Using the records below, filter for lines that contain the string "color" and copy them out.

---------- Provided data ----------

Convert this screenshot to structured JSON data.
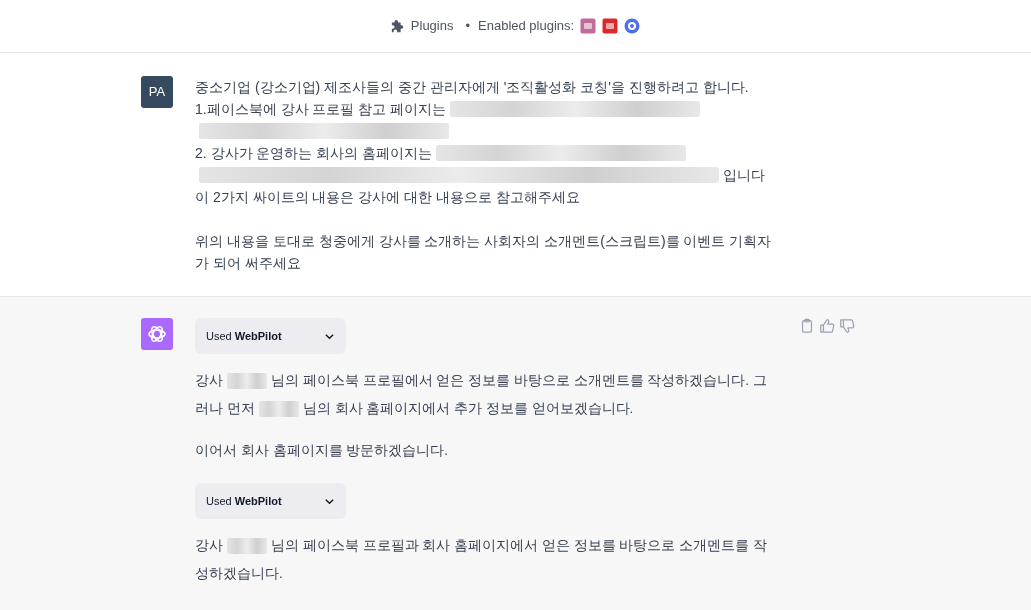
{
  "header": {
    "plugins_label": "Plugins",
    "separator": "•",
    "enabled_label": "Enabled plugins:",
    "plugin_icons": [
      {
        "color": "#c46a9a"
      },
      {
        "color": "#d92b2b"
      },
      {
        "color": "#4f6ef0"
      }
    ]
  },
  "user_message": {
    "avatar": "PA",
    "lines": [
      [
        {
          "kind": "text",
          "text": "중소기업 (강소기업) 제조사들의 중간 관리자에게 '조직활성화 코칭'을 진행하려고 합니다."
        }
      ],
      [
        {
          "kind": "text",
          "text": "1.페이스북에 강사 프로필 참고 페이지는"
        },
        {
          "kind": "redacted"
        }
      ],
      [
        {
          "kind": "redacted"
        }
      ],
      [
        {
          "kind": "text",
          "text": "2. 강사가 운영하는 회사의 홈페이지는"
        },
        {
          "kind": "redacted"
        }
      ],
      [
        {
          "kind": "redacted"
        },
        {
          "kind": "text",
          "text": "입니다"
        }
      ],
      [
        {
          "kind": "text",
          "text": "이 2가지 싸이트의 내용은 강사에 대한 내용으로 참고해주세요"
        }
      ],
      [
        {
          "kind": "blank"
        }
      ],
      [
        {
          "kind": "text",
          "text": "위의 내용을 토대로 청중에게 강사를 소개하는 사회자의 소개멘트(스크립트)를 이벤트 기획자"
        }
      ],
      [
        {
          "kind": "text",
          "text": "가 되어 써주세요"
        }
      ]
    ]
  },
  "assistant_message": {
    "blocks": [
      {
        "kind": "plugin",
        "prefix": "Used",
        "name": "WebPilot",
        "expanded": false
      },
      {
        "kind": "paragraph",
        "lines": [
          [
            {
              "kind": "text",
              "text": "강사"
            },
            {
              "kind": "redacted"
            },
            {
              "kind": "text",
              "text": "님의 페이스북 프로필에서 얻은 정보를 바탕으로 소개멘트를 작성하겠습니다. 그"
            }
          ],
          [
            {
              "kind": "text",
              "text": "러나 먼저"
            },
            {
              "kind": "redacted"
            },
            {
              "kind": "text",
              "text": "님의 회사 홈페이지에서 추가 정보를 얻어보겠습니다."
            }
          ]
        ]
      },
      {
        "kind": "paragraph",
        "lines": [
          [
            {
              "kind": "text",
              "text": "이어서 회사 홈페이지를 방문하겠습니다."
            }
          ]
        ]
      },
      {
        "kind": "plugin",
        "prefix": "Used",
        "name": "WebPilot",
        "expanded": false
      },
      {
        "kind": "paragraph",
        "lines": [
          [
            {
              "kind": "text",
              "text": "강사"
            },
            {
              "kind": "redacted"
            },
            {
              "kind": "text",
              "text": "님의 페이스북 프로필과 회사 홈페이지에서 얻은 정보를 바탕으로 소개멘트를 작"
            }
          ],
          [
            {
              "kind": "text",
              "text": "성하겠습니다."
            }
          ]
        ]
      }
    ]
  }
}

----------

**Problem solution:**
        "color": "#c46a9a"
        "color": "#d92b2b"
        "color": "#4f6ef0"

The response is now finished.